[[ Record extracts open ]]

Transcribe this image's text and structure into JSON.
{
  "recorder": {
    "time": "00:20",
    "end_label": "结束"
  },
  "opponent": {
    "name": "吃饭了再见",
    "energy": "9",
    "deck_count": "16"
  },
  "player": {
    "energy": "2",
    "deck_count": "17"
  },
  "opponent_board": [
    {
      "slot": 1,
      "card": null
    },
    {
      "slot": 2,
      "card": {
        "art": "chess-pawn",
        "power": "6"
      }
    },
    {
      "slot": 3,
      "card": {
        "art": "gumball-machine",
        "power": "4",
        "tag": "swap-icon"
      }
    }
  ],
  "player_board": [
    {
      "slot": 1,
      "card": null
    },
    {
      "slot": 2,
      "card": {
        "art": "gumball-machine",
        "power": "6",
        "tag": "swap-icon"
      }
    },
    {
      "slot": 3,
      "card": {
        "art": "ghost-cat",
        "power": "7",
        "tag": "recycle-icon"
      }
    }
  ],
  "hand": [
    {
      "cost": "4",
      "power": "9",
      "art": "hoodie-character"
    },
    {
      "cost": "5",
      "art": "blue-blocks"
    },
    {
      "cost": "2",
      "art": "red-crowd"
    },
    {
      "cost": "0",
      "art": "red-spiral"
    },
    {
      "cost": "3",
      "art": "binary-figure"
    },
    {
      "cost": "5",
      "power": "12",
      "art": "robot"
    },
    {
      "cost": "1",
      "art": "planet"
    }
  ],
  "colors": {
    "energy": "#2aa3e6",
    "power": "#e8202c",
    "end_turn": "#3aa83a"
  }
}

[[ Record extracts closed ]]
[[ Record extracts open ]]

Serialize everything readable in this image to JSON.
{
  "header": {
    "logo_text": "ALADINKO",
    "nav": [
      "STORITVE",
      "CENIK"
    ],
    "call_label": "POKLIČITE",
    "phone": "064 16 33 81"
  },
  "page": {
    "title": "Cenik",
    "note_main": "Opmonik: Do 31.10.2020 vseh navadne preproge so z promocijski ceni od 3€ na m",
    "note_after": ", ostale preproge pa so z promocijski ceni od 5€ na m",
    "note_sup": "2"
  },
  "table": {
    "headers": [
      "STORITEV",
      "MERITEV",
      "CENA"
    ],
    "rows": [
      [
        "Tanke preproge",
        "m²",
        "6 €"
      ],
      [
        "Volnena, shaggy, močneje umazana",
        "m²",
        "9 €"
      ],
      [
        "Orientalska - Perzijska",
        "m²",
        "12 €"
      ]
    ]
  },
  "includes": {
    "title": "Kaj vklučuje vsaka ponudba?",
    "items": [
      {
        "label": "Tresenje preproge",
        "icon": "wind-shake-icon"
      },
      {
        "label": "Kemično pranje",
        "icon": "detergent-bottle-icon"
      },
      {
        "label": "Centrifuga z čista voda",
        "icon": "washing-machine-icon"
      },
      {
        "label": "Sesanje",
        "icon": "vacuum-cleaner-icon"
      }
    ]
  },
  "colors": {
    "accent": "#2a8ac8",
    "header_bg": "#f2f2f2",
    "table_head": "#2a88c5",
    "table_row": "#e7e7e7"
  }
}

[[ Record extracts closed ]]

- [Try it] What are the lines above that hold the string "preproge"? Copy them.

- [Answer box]
    "note_main": "Opmonik: Do 31.10.2020 vseh navadne preproge so z promocijski ceni od 3€ na m",
    "note_after": ", ostale preproge pa so z promocijski ceni od 5€ na m",
        "Tanke preproge",
        "label": "Tresenje preproge",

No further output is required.